WORK ORDER —
Exact repetition of every record is required.

RECORDS SUPPLIED —
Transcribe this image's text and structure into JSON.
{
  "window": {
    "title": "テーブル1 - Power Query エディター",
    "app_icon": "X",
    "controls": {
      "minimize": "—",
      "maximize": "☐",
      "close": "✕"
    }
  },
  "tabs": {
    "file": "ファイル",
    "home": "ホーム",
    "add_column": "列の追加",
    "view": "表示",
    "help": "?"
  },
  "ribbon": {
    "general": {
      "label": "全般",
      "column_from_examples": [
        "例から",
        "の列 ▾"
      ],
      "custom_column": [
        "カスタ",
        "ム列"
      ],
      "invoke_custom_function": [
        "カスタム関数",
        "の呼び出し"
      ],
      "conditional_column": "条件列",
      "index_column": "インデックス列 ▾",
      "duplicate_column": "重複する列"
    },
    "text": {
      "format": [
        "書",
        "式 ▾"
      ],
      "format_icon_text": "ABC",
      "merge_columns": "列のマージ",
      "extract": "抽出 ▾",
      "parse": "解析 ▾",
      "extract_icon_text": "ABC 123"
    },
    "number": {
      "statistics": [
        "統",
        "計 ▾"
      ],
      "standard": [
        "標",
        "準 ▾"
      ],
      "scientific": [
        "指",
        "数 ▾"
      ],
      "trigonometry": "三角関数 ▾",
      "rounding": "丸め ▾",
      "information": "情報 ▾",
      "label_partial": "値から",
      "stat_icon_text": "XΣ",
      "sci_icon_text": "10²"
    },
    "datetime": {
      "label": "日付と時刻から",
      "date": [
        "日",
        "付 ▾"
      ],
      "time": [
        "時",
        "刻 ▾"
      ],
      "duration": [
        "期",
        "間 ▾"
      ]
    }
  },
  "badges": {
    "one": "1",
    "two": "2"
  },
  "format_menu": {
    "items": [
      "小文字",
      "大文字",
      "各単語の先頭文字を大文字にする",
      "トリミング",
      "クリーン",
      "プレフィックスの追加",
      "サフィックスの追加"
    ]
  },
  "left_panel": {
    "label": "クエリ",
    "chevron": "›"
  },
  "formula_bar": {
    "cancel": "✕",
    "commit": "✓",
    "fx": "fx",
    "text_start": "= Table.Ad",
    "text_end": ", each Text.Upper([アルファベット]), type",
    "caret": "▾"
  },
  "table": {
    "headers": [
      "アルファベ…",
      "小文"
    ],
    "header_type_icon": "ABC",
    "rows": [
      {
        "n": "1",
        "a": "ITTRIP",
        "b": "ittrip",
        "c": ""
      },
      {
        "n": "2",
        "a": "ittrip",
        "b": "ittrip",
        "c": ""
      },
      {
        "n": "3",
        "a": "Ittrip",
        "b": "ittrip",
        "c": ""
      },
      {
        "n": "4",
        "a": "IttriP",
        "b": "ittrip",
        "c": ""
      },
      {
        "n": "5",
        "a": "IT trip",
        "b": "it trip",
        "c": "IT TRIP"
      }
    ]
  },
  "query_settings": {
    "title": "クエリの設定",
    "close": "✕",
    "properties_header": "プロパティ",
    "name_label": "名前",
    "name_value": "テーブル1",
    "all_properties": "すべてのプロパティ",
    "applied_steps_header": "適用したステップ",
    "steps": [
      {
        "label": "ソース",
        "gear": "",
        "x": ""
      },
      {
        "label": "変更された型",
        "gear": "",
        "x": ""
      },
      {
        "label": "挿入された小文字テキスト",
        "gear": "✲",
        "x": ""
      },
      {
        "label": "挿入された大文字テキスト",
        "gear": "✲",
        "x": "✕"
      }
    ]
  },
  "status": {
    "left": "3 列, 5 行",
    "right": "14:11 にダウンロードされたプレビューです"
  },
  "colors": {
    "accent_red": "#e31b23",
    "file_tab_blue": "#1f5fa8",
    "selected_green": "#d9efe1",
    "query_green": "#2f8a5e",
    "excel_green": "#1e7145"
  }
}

TASK RESPONSE —
Transcribe this image's text and structure into JSON.
{
  "window": {
    "title": "テーブル1 - Power Query エディター",
    "app_icon": "X",
    "controls": {
      "minimize": "—",
      "maximize": "☐",
      "close": "✕"
    }
  },
  "tabs": {
    "file": "ファイル",
    "home": "ホーム",
    "add_column": "列の追加",
    "view": "表示",
    "help": "?"
  },
  "ribbon": {
    "general": {
      "label": "全般",
      "column_from_examples": [
        "例から",
        "の列 ▾"
      ],
      "custom_column": [
        "カスタ",
        "ム列"
      ],
      "invoke_custom_function": [
        "カスタム関数",
        "の呼び出し"
      ],
      "conditional_column": "条件列",
      "index_column": "インデックス列 ▾",
      "duplicate_column": "重複する列"
    },
    "text": {
      "format": [
        "書",
        "式 ▾"
      ],
      "format_icon_text": "ABC",
      "merge_columns": "列のマージ",
      "extract": "抽出 ▾",
      "parse": "解析 ▾",
      "extract_icon_text": "ABC 123"
    },
    "number": {
      "statistics": [
        "統",
        "計 ▾"
      ],
      "standard": [
        "標",
        "準 ▾"
      ],
      "scientific": [
        "指",
        "数 ▾"
      ],
      "trigonometry": "三角関数 ▾",
      "rounding": "丸め ▾",
      "information": "情報 ▾",
      "label_partial": "値から",
      "stat_icon_text": "XΣ",
      "sci_icon_text": "10²"
    },
    "datetime": {
      "label": "日付と時刻から",
      "date": [
        "日",
        "付 ▾"
      ],
      "time": [
        "時",
        "刻 ▾"
      ],
      "duration": [
        "期",
        "間 ▾"
      ]
    }
  },
  "badges": {
    "one": "1",
    "two": "2"
  },
  "format_menu": {
    "items": [
      "小文字",
      "大文字",
      "各単語の先頭文字を大文字にする",
      "トリミング",
      "クリーン",
      "プレフィックスの追加",
      "サフィックスの追加"
    ]
  },
  "left_panel": {
    "label": "クエリ",
    "chevron": "›"
  },
  "formula_bar": {
    "cancel": "✕",
    "commit": "✓",
    "fx": "fx",
    "text_start": "= Table.Ad",
    "text_end": ", each Text.Upper([アルファベット]), type",
    "caret": "▾"
  },
  "table": {
    "headers": [
      "アルファベ…",
      "小文"
    ],
    "header_type_icon": "ABC",
    "rows": [
      {
        "n": "1",
        "a": "ITTRIP",
        "b": "ittrip",
        "c": ""
      },
      {
        "n": "2",
        "a": "ittrip",
        "b": "ittrip",
        "c": ""
      },
      {
        "n": "3",
        "a": "Ittrip",
        "b": "ittrip",
        "c": ""
      },
      {
        "n": "4",
        "a": "IttriP",
        "b": "ittrip",
        "c": ""
      },
      {
        "n": "5",
        "a": "IT trip",
        "b": "it trip",
        "c": "IT TRIP"
      }
    ]
  },
  "query_settings": {
    "title": "クエリの設定",
    "close": "✕",
    "properties_header": "プロパティ",
    "name_label": "名前",
    "name_value": "テーブル1",
    "all_properties": "すべてのプロパティ",
    "applied_steps_header": "適用したステップ",
    "steps": [
      {
        "label": "ソース",
        "gear": "",
        "x": ""
      },
      {
        "label": "変更された型",
        "gear": "",
        "x": ""
      },
      {
        "label": "挿入された小文字テキスト",
        "gear": "✲",
        "x": ""
      },
      {
        "label": "挿入された大文字テキスト",
        "gear": "✲",
        "x": "✕"
      }
    ]
  },
  "status": {
    "left": "3 列, 5 行",
    "right": "14:11 にダウンロードされたプレビューです"
  },
  "colors": {
    "accent_red": "#e31b23",
    "file_tab_blue": "#1f5fa8",
    "selected_green": "#d9efe1",
    "query_green": "#2f8a5e",
    "excel_green": "#1e7145"
  }
}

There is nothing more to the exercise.